Work out the count of lines in the listing below that include "checked". Give that count alone.

**Supplied entries:**
+++

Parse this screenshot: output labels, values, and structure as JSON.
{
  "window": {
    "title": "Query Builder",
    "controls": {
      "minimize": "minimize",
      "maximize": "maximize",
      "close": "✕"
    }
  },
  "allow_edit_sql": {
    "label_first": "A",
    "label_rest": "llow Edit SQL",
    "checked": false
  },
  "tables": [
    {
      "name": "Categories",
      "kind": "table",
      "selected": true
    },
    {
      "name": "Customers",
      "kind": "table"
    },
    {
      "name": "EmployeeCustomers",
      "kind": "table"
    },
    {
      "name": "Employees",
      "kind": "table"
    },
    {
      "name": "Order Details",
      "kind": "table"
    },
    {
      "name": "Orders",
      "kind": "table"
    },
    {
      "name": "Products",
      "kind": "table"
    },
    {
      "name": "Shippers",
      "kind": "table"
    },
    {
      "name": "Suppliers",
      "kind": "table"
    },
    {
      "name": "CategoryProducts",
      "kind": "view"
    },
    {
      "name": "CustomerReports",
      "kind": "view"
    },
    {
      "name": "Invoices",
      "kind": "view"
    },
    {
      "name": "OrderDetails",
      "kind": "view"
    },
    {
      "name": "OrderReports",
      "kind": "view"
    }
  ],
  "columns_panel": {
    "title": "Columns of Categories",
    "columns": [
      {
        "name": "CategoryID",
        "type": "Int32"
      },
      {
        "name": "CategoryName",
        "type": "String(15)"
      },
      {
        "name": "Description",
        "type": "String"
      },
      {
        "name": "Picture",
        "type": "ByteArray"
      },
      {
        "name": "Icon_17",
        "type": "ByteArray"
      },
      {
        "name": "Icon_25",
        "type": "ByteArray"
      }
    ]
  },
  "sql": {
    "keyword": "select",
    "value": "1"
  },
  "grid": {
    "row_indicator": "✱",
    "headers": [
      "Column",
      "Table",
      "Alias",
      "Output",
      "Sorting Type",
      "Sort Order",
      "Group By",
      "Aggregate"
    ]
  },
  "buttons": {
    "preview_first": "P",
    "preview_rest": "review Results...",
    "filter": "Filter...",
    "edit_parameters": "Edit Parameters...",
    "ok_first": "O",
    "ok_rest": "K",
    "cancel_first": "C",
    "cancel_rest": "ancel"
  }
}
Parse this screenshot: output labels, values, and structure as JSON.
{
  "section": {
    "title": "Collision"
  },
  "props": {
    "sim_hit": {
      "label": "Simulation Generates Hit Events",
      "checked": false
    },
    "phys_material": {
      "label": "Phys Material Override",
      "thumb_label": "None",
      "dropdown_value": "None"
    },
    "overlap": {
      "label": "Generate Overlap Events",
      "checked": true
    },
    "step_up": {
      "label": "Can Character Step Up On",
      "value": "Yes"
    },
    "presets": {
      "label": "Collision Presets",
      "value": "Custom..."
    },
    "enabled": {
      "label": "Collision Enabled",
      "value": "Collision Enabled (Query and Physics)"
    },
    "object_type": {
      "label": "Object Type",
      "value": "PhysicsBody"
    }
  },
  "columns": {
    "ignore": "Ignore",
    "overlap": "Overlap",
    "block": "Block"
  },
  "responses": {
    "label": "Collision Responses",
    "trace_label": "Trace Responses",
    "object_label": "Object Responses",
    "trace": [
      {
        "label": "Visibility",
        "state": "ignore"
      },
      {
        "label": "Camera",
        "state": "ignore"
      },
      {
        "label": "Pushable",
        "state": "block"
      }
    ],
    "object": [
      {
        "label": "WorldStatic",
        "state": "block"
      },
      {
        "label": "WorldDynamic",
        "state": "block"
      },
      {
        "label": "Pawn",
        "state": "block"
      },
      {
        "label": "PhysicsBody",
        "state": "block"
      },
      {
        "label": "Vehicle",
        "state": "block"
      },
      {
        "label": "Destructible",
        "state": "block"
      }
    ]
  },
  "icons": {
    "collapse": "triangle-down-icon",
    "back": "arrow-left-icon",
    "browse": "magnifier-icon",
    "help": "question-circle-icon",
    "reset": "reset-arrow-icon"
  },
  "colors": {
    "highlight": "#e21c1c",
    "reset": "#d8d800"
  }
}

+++

**Completed task:** 3